From BiblePortal Wikipedia

Vine's Expository Dictionary of OT Words [1]

Śar ( שַׂר , Strong'S #8269), “official; leader; commander; captain; chief; prince; ruler.” This word, which has an Akkadian cognate, appears about 420 times in biblical Hebrew. The word is often applied to certain non-lsraelite “officials or representatives of the king.” This meaning appears in Gen. 12:15, its first biblical appearance: “The princes —also of Pharaoh saw her [Sarah], and commended her before Pharaoh.…” In other contexts śar represents “men who clearly have responsibility over others”; they are “rulers or chieftains.” Śar may mean simply a “leader” of a profession, a group, or a district, as Phichol was the “commander” of Abimelech’s army (Gen. 21:22) and Potiphar was “an officer of Pharaoh’s and captain of the [body]guard” (Gen. 37:36). In such usage, “chief” means “head official” (cf. Gen. 40:2). Śarim (plural) were “honored men” (Isa. 23:8). Śar is used of certain “notable men” within Israel.
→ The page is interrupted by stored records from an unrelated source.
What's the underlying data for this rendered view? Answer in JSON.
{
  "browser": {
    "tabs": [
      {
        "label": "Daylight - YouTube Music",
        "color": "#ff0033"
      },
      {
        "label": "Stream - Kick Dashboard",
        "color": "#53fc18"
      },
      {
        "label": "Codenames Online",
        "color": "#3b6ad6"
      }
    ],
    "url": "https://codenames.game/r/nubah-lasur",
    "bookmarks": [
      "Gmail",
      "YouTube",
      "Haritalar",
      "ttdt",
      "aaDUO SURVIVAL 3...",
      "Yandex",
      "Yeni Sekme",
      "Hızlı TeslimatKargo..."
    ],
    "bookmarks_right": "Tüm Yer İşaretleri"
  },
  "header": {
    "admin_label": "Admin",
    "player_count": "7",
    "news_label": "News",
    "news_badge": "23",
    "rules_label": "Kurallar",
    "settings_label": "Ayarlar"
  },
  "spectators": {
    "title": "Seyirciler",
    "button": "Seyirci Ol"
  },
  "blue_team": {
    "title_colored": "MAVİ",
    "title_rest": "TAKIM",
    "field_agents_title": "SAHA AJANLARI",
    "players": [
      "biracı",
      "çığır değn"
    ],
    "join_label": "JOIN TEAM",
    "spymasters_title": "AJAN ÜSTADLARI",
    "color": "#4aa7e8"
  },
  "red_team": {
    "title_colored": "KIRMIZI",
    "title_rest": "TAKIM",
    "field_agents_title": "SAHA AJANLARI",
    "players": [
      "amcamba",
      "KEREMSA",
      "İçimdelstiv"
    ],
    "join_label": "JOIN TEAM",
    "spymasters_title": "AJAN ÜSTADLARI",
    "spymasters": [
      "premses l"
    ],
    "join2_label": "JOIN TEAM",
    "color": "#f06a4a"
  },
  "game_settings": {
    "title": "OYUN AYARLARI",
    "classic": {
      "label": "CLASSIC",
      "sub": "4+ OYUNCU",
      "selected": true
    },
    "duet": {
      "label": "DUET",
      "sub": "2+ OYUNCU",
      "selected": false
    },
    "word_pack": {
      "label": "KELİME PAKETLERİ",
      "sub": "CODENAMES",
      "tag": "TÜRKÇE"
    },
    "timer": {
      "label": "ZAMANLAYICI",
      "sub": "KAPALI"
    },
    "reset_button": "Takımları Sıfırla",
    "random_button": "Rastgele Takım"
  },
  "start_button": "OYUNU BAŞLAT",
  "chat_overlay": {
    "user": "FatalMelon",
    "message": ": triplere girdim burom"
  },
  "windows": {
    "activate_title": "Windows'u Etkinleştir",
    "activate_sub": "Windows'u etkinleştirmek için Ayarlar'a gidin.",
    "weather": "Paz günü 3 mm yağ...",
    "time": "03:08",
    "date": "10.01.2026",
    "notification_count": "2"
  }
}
When Abner was killed by Joab, David said to his servants (palace officials), “Know ye not that there is a prince and a great man fallen this day in Israel?” (2 Sam. 3:38; cf. Num. 21:18). Joab, Abishai, and Ittai were “commanders” in David’s army (cf. 2 Sam. 23:19). “Local leaders in Israel” are also called śarim  :—“And the princes —of Succoth said …” (Judg. 8:6).

In several passages, śar refers to the task of “ruling.” Moses tried to break up a fight between two Hebrews and one of them asked him, “Who made thee a prince and a judge over us?” (Exod. 2:14). In such a context, śar means “leader,” “ruler,” and “judge”: “Moreover thou shalt provide out of all the people able men, such as fear God, men of truth, hating covetousness; and place such over them, to be rulers of thousands, and rulers of hundreds, rulers of fifties, and rulers of tens …” (Exod. 18:21). The “commander” of Israel’s army was called a śar (1 Sam. 17:55).—

In Judg. 9:30, śar represents a “ruler” of a city. Any government official might be called a śar (Neh. 3:14). “Religious officiants” who served in the temple of God were also called śarim (Jer. 35:4).

The “leaders” or “chiefs” of the Levites (1 Chron. 15:16) or priests (Ezra 8:24) are śarim . In 1 Chron. 24:5, the word appears to be a title: “Thus were they divided by lot, one sort with another; for the governors of the sanctuary [ śarim qodes ] and governors of the house of God [ śarim ha’elohim ], were of the sons of Eleazar and of the sons of Ithamar” (NASB, “officers of the sanctuary” and “officers of God”). In the Book of Daniel, śar is used of “superhuman beings” or “patron angels.” Thus, Michael is the “prince” of Judah (Dan. 10:21; cf. Josh. 5:14). Daniel 8:25 speaks of a king who will arise and “stand up against the Prince of princes” (i.e., the Messiah).

King James Dictionary [2]

Commander n.

1. A chief one who has supreme authority a leader the chief officer of an army, or of any division of it. The term may also be applied to the admiral of a fleet, or of a squadron, or to any supreme officer as the commander of the land or of the naval force the commander of a ship. 2. One on whom is bestowed a benefice or commandry. 3. A heavy beetle or wooden mallet, used in paving, &c. 4. An instrument of surgery.

Webster's Dictionary [3]

(1): (n.) A chief; one who has supreme authority; a leader; the chief officer of an army, or of any division of it.

(2): (n.) An officer who ranks next below a captain, - ranking with a lieutenant colonel in the army.

(3): (n.) The chief officer of a commandery.

(4): (n.) A heavy beetle or wooden mallet, used in paving, in sail lofts, etc.